It’s no secret that I had a pretty difficult pregnancy. After three weeks in the hospital on bed rest and an emergency c-section, I didn’t really expect an easy transition to motherhood. I didn’t have that post-delivery moment so many other mothers talk about where they looked into their newborn’s eyes and it was love at first sight.
I don’t even remember what he looked like the day of his birth.
After about 10 seconds in my arms, Andrew was quickly moved to the NICU for monitoring. I remember James calling to me, “Are you ok? Do you want me to stay with you?” “Go with the baby” I yelled, praying that my little one would be alright.
Then, I was alone.
Well, I wasn’t technically alone. There were nurses cleaning me up and moving me to the postpartum ward.
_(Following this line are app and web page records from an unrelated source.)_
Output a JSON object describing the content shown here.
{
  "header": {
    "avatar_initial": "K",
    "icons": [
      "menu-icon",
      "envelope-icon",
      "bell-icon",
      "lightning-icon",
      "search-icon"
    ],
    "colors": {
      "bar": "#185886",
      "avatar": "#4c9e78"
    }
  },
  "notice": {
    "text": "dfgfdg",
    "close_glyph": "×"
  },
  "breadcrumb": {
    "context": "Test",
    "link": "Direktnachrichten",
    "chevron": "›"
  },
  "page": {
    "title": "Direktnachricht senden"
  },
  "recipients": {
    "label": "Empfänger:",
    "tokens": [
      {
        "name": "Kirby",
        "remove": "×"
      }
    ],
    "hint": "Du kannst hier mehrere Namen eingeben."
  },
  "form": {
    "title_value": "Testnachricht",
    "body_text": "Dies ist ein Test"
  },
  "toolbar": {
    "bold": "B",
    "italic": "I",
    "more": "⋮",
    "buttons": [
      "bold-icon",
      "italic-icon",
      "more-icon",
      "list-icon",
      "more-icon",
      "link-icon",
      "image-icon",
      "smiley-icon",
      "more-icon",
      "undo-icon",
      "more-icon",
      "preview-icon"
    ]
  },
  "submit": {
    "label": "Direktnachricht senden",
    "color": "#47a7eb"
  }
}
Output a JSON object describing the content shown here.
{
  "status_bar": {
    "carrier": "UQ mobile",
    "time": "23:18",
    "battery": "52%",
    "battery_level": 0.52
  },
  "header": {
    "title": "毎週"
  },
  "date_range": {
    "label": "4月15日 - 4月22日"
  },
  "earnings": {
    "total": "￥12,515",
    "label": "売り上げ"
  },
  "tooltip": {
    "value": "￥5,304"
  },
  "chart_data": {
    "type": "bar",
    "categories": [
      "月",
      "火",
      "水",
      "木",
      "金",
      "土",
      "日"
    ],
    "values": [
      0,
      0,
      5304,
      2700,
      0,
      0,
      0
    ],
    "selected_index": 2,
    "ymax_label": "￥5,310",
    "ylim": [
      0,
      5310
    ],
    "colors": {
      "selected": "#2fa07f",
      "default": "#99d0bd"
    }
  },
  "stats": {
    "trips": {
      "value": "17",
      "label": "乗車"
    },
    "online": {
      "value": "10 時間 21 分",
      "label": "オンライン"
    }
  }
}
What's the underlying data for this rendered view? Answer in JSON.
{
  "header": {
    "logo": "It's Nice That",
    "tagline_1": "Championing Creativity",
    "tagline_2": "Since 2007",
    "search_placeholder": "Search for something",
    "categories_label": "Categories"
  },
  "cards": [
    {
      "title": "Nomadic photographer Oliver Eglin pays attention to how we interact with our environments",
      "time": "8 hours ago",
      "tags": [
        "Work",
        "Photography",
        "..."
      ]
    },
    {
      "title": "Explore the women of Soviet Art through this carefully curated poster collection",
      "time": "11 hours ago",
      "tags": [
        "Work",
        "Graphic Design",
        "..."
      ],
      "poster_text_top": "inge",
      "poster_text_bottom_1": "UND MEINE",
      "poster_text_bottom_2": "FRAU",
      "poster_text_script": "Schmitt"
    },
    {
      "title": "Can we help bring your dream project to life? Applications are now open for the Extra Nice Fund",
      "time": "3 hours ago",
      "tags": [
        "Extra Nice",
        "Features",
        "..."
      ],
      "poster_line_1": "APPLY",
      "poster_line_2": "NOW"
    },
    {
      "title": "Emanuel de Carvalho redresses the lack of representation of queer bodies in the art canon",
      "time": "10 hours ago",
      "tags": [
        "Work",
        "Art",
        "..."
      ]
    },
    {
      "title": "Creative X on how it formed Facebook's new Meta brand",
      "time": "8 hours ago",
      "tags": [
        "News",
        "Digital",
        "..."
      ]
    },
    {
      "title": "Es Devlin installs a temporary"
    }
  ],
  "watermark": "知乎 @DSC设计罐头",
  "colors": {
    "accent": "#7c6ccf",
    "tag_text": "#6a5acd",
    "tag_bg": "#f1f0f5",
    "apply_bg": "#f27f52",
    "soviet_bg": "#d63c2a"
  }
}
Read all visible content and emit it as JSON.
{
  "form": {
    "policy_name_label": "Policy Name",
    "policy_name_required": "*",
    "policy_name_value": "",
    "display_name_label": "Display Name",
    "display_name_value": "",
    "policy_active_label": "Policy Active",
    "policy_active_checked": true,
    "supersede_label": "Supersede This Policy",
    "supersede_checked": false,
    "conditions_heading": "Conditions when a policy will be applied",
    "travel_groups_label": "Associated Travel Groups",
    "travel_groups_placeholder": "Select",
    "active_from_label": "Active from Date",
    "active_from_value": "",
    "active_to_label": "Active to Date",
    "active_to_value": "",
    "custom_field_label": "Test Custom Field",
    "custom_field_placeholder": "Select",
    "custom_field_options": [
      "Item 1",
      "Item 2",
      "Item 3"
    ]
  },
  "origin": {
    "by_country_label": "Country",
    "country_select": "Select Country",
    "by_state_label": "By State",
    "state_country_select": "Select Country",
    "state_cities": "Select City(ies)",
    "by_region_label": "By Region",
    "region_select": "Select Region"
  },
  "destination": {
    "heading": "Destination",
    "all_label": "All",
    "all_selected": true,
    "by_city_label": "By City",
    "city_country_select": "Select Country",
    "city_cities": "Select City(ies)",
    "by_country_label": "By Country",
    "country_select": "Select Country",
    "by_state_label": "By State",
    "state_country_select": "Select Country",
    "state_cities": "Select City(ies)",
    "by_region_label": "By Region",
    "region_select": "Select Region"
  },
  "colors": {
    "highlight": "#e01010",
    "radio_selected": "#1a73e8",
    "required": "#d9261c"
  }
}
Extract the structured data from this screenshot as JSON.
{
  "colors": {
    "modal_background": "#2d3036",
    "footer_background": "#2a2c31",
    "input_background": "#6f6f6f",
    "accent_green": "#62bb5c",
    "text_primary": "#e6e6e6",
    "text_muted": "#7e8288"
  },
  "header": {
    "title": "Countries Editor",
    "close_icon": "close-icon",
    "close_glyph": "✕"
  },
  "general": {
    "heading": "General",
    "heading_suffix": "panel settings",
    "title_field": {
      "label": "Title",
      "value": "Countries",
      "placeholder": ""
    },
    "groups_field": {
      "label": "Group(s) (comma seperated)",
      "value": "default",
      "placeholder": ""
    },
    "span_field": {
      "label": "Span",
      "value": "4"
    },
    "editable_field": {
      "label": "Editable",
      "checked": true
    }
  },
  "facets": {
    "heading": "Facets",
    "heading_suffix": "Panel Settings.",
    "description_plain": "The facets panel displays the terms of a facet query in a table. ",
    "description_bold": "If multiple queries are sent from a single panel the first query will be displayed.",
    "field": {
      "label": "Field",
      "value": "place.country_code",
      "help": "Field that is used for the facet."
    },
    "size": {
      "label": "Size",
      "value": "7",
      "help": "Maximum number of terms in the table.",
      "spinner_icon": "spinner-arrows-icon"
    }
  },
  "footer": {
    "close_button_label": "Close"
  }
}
But I felt alone.
I was being treated with magnesium to combat my preeclampsia, so I could not go to the NICU to visit my son until more than 24 hours after his birth. And the first time I did was not the spectacular meeting of my dreams.
I had to fight with the NICU nurse to even get to hold him — we didn’t come during one of his designated “touch” times, and she told me I wasn’t allowed to hold him. Thankfully, my delivery nurse told her in no uncertain terms that I had not held my baby since he was born and I was not leaving until I got to hold him.
This was the first of many battles I’ve fought as a mother.
As a Dr. Smith’s Premium Parent, I was asked to share the thing that most surprised me about motherhood. As I thought about this more and more, I kept coming back to how often I’ve had to fight for what’s best for my son (and myself).
But here’s the thing I’ve come to realize: Every family/child/parent is different. What’s best for you may not be what’s best for me. And most others think they know what’s best for you and your child, and will try to impose that upon you. So, as a mother (or father), you have to go into battle, guns blazing, ready to fight for what’s best for your child.
YOU know them better than anyone else. So trust your gut, and fight for it.
I’ll tell anyone who asks that I think moms are Super Heroes.
- They have supernatural powers that help them understand what a crying baby needs. Isn’t it crazy how you just KNOW what your child wants?
- Their uniform is a comfy shirt and yoga pants, stained with mushed food and spit up. You know those days when you don’t get a chance to shower? Yeah. Those days.
- They can sense when their child is up to no good. A quiet toddler spells T-R-O-U-B-L-E.
- The tools of their trade remain the same: Some healthy snacks, juice, diapers, wipes and good diaper rash cream.
Yes, I said a good diaper rash cream.
Diaper rash creams are not all created equal. A good cream can be the difference between a fussy, crying baby and a calm one. I’d never tried Dr. Smith’s before, but after sampling some of their cream, it’s now a staple in my diaper bag.
It works quickly and clears up any sign of diaper rash. I also like that it doesn’t smell like medication.
If you’re looking for a new diaper cream to add to your Super Mom tool belt, Dr. Smith’s is now available nationwide at Walgreens! You can find the retailer nearest you at drsmiths.com.
To celebrate their nationwide launch, Dr. Smith’s is giving away a $50 Walgreens gift card!
What do you have in your Super Mom tool belt? Have you ever tried Dr. Smith’s diaper rash cream?